• HOW TO COMPLETE THIS TASK: Report how many lines below include "forward", giving the figure alone.

• RECORD EXTRACTS:
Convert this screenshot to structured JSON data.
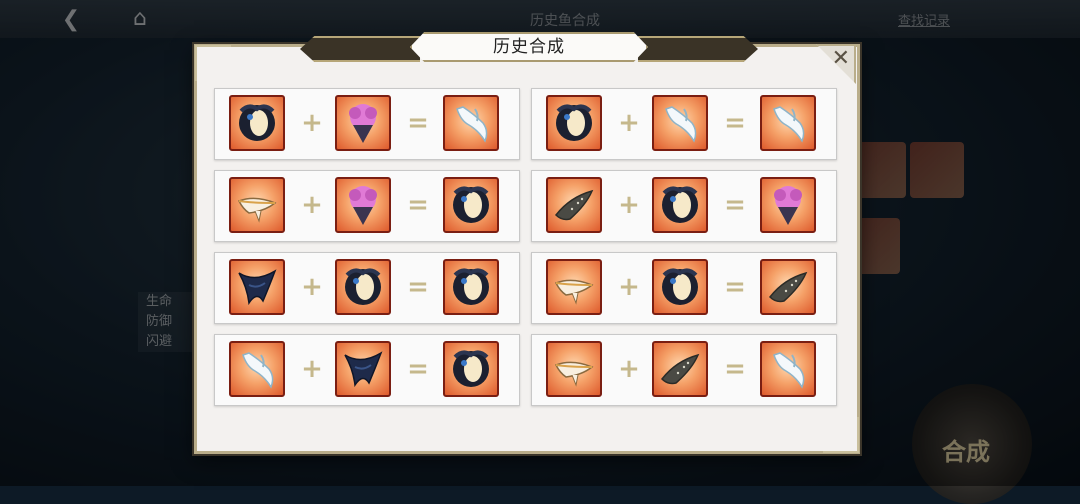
{
  "background": {
    "title": "历史鱼合成",
    "record_link": "查找记录",
    "stats": [
      "生命",
      "防御",
      "闪避"
    ],
    "synth_button": "合成"
  },
  "dialog": {
    "title": "历史合成",
    "close_icon": "close-icon",
    "plus_symbol": "+",
    "equals_symbol": "=",
    "recipes": [
      {
        "a": "black-fish",
        "b": "pink-fish",
        "result": "white-fish"
      },
      {
        "a": "black-fish",
        "b": "white-fish",
        "result": "white-fish"
      },
      {
        "a": "shark",
        "b": "pink-fish",
        "result": "black-fish"
      },
      {
        "a": "whale-shark",
        "b": "black-fish",
        "result": "pink-fish"
      },
      {
        "a": "dark-ray",
        "b": "black-fish",
        "result": "black-fish"
      },
      {
        "a": "shark",
        "b": "black-fish",
        "result": "whale-shark"
      },
      {
        "a": "white-fish",
        "b": "dark-ray",
        "result": "black-fish"
      },
      {
        "a": "shark",
        "b": "whale-shark",
        "result": "white-fish"
      }
    ]
  },
  "colors": {
    "accent": "#c5b88c",
    "card_border": "#7a1e12",
    "card_fill": "#f5a168"
  }
}
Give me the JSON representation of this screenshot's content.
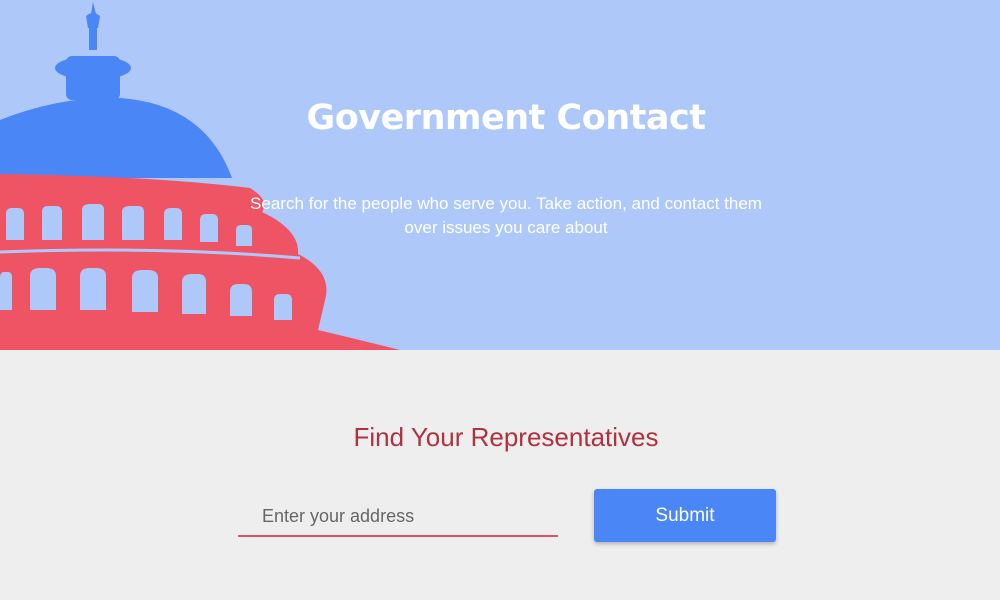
{
  "hero": {
    "title": "Government Contact",
    "subtitle": "Search for the people who serve you. Take action, and contact them over issues you care about",
    "illustration": "capitol-dome",
    "colors": {
      "background": "#aec8fa",
      "dome": "#4a86f5",
      "building": "#ef5464"
    }
  },
  "search": {
    "heading": "Find Your Representatives",
    "address_placeholder": "Enter your address",
    "address_value": "",
    "submit_label": "Submit",
    "colors": {
      "heading": "#b0313f",
      "underline": "#e0525f",
      "button": "#4a86f5"
    }
  }
}
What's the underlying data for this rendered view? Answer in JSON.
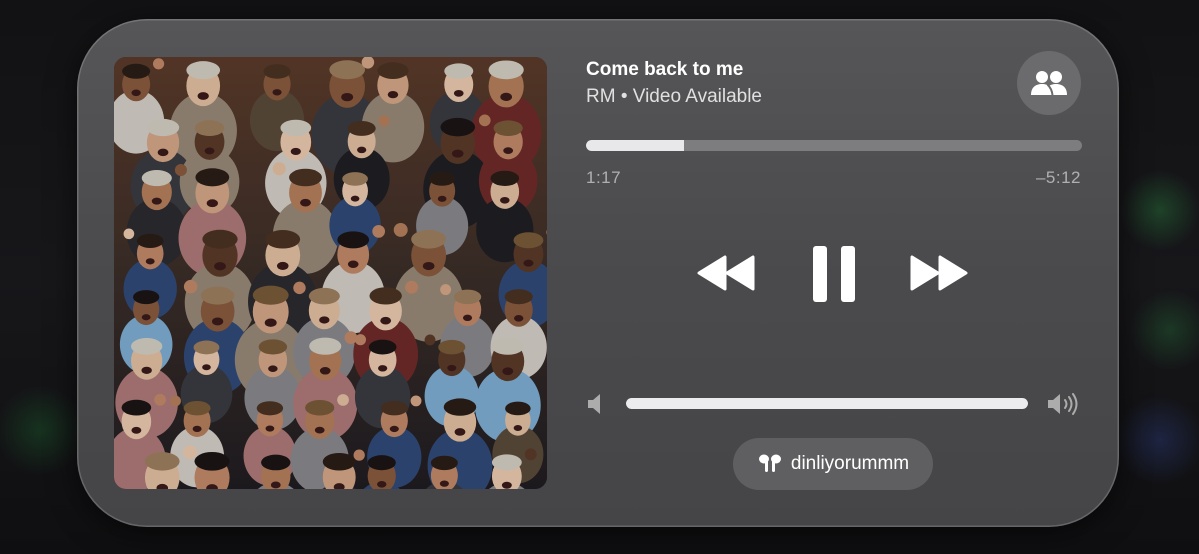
{
  "now_playing": {
    "title": "Come back to me",
    "subtitle": "RM • Video Available",
    "artwork_icon": "album-artwork-crowd-photo"
  },
  "progress": {
    "elapsed": "1:17",
    "remaining": "–5:12",
    "fraction": 0.198
  },
  "controls": {
    "share_icon": "shareplay-people-icon",
    "rewind_icon": "rewind-icon",
    "pause_icon": "pause-icon",
    "forward_icon": "fast-forward-icon"
  },
  "volume": {
    "level": 1.0,
    "low_icon": "speaker-low-icon",
    "high_icon": "speaker-high-icon"
  },
  "output_device": {
    "name": "dinliyorummm",
    "icon": "airpods-icon"
  },
  "colors": {
    "card_bg": "#4e4e50",
    "progress_fill": "#e8e8ea",
    "track": "#7d7d80",
    "text_primary": "#ffffff"
  }
}
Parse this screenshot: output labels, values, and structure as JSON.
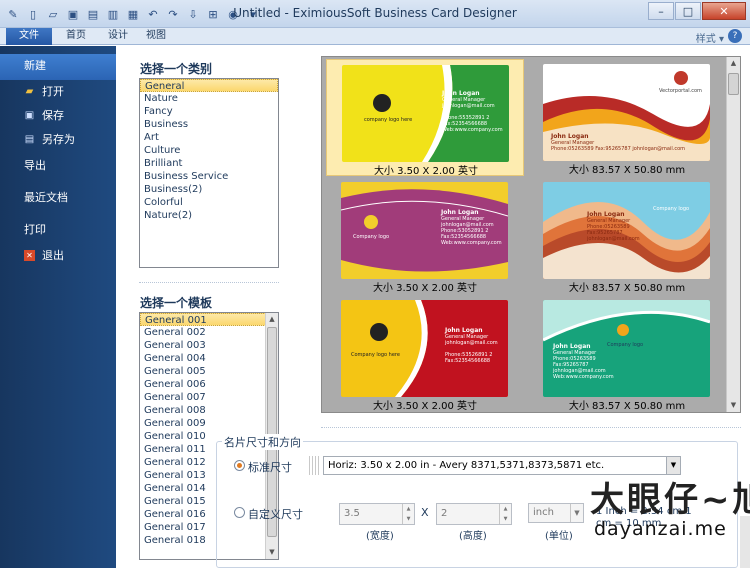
{
  "window": {
    "title": "Untitled - EximiousSoft Business Card Designer",
    "minimize": "–",
    "maximize": "□",
    "close": "✕"
  },
  "quick_access": [
    "app-icon",
    "new-icon",
    "open-icon",
    "save-icon",
    "pdf-icon",
    "print-icon",
    "image-icon",
    "undo-icon",
    "redo-icon",
    "export-icon",
    "cart-icon",
    "help-icon",
    "dropdown-icon"
  ],
  "ribbon": {
    "tabs": {
      "file": "文件",
      "home": "首页",
      "design": "设计",
      "view": "视图"
    },
    "style_menu": "样式 ▾",
    "help": "?"
  },
  "nav": {
    "new": "新建",
    "open": "打开",
    "save": "保存",
    "save_as": "另存为",
    "export": "导出",
    "recent": "最近文档",
    "print": "打印",
    "exit": "退出"
  },
  "categories": {
    "heading": "选择一个类别",
    "items": [
      "General",
      "Nature",
      "Fancy",
      "Business",
      "Art",
      "Culture",
      "Brilliant",
      "Business Service",
      "Business(2)",
      "Colorful",
      "Nature(2)"
    ],
    "selected": "General"
  },
  "templates": {
    "heading": "选择一个模板",
    "items": [
      "General 001",
      "General 002",
      "General 003",
      "General 004",
      "General 005",
      "General 006",
      "General 007",
      "General 008",
      "General 009",
      "General 010",
      "General 011",
      "General 012",
      "General 013",
      "General 014",
      "General 015",
      "General 016",
      "General 017",
      "General 018"
    ],
    "selected": "General 001"
  },
  "gallery": {
    "cards": [
      {
        "caption": "大小 3.50 X 2.00 英寸",
        "logo": "company logo here",
        "name": "John Logan",
        "title": "General Manager",
        "lines": [
          "johnlogan@mail.com",
          "",
          "Phone:55352891 2",
          "Fax:52354566688",
          "Web:www.company.com"
        ]
      },
      {
        "caption": "大小 83.57 X 50.80 mm",
        "logo": "Vectorportal.com",
        "name": "John Logan",
        "title": "General Manager",
        "lines": [
          "Phone:05263589  Fax:95265787  johnlogan@mail.com"
        ]
      },
      {
        "caption": "大小 3.50 X 2.00 英寸",
        "logo": "Company logo",
        "name": "John Logan",
        "title": "General Manager",
        "lines": [
          "johnlogan@mail.com",
          "Phone:53052891 2",
          "Fax:52354566688",
          "Web:www.company.com"
        ]
      },
      {
        "caption": "大小 83.57 X 50.80 mm",
        "logo": "Company logo",
        "name": "John Logan",
        "title": "General Manager",
        "lines": [
          "Phone:05263589",
          "Fax:95265787",
          "johnlogan@mail.com"
        ]
      },
      {
        "caption": "大小 3.50 X 2.00 英寸",
        "logo": "Company logo here",
        "name": "John Logan",
        "title": "General Manager",
        "lines": [
          "johnlogan@mail.com",
          "",
          "Phone:53526891 2",
          "Fax:52354566688"
        ]
      },
      {
        "caption": "大小 83.57 X 50.80 mm",
        "logo": "Company logo",
        "name": "John Logan",
        "title": "General Manager",
        "lines": [
          "Phone:05263589",
          "Fax:95265787",
          "johnlogan@mail.com",
          "Web:www.company.com"
        ]
      }
    ]
  },
  "size_options": {
    "group_title": "名片尺寸和方向",
    "standard_label": "标准尺寸",
    "standard_selected": true,
    "standard_value": "Horiz: 3.50 x 2.00 in - Avery 8371,5371,8373,5871 etc.",
    "custom_label": "自定义尺寸",
    "width_value": "3.5",
    "x_mark": "X",
    "height_value": "2",
    "unit_value": "inch",
    "width_label": "(宽度)",
    "height_label": "(高度)",
    "unit_label": "(单位)",
    "conversion": "1 Inch = 2.54 cm  1 cm = 10 mm"
  },
  "watermark": {
    "cn": "大眼仔~旭",
    "en": "dayanzai.me"
  },
  "colors": {
    "nav_bg": "#1f4a80",
    "nav_selected": "#3f7fd0",
    "selection": "#fbd76e",
    "accent_radio": "#e07b22"
  }
}
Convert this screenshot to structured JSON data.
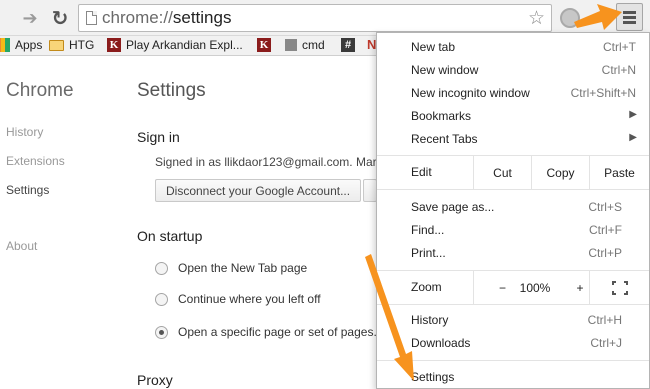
{
  "toolbar": {
    "url_scheme": "chrome://",
    "url_path": "settings",
    "forward_icon": "forward-arrow-icon",
    "reload_icon": "reload-icon",
    "bookmark_icon": "star-icon",
    "menu_icon": "hamburger-menu-icon"
  },
  "bookmarks": [
    {
      "label": "Apps",
      "icon": "apps-icon"
    },
    {
      "label": "HTG",
      "icon": "folder-icon"
    },
    {
      "label": "Play Arkandian Expl...",
      "icon": "k-icon"
    },
    {
      "label": "",
      "icon": "k-icon"
    },
    {
      "label": "cmd",
      "icon": "cmd-icon"
    },
    {
      "label": "",
      "icon": "hash-icon"
    },
    {
      "label": "",
      "icon": "n-icon"
    }
  ],
  "sidebar": {
    "title": "Chrome",
    "items": [
      "History",
      "Extensions",
      "Settings",
      "About"
    ]
  },
  "settings": {
    "title": "Settings",
    "sign_in": {
      "heading": "Sign in",
      "signed_text": "Signed in as llikdaor123@gmail.com. Mar",
      "disconnect_button": "Disconnect your Google Account..."
    },
    "startup": {
      "heading": "On startup",
      "options": [
        {
          "label": "Open the New Tab page",
          "checked": false
        },
        {
          "label": "Continue where you left off",
          "checked": false
        },
        {
          "label": "Open a specific page or set of pages.",
          "checked": true
        }
      ]
    },
    "proxy_heading": "Proxy"
  },
  "menu": {
    "new_tab": {
      "label": "New tab",
      "shortcut": "Ctrl+T"
    },
    "new_window": {
      "label": "New window",
      "shortcut": "Ctrl+N"
    },
    "new_incognito": {
      "label": "New incognito window",
      "shortcut": "Ctrl+Shift+N"
    },
    "bookmarks": {
      "label": "Bookmarks"
    },
    "recent_tabs": {
      "label": "Recent Tabs"
    },
    "edit": {
      "label": "Edit",
      "cut": "Cut",
      "copy": "Copy",
      "paste": "Paste"
    },
    "save_page": {
      "label": "Save page as...",
      "shortcut": "Ctrl+S"
    },
    "find": {
      "label": "Find...",
      "shortcut": "Ctrl+F"
    },
    "print": {
      "label": "Print...",
      "shortcut": "Ctrl+P"
    },
    "zoom": {
      "label": "Zoom",
      "minus": "−",
      "value": "100%",
      "plus": "+"
    },
    "history": {
      "label": "History",
      "shortcut": "Ctrl+H"
    },
    "downloads": {
      "label": "Downloads",
      "shortcut": "Ctrl+J"
    },
    "settings": {
      "label": "Settings"
    }
  },
  "colors": {
    "annotation_arrow": "#f7931e"
  }
}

• SOLUTION FOR THIS PROBLEM: 2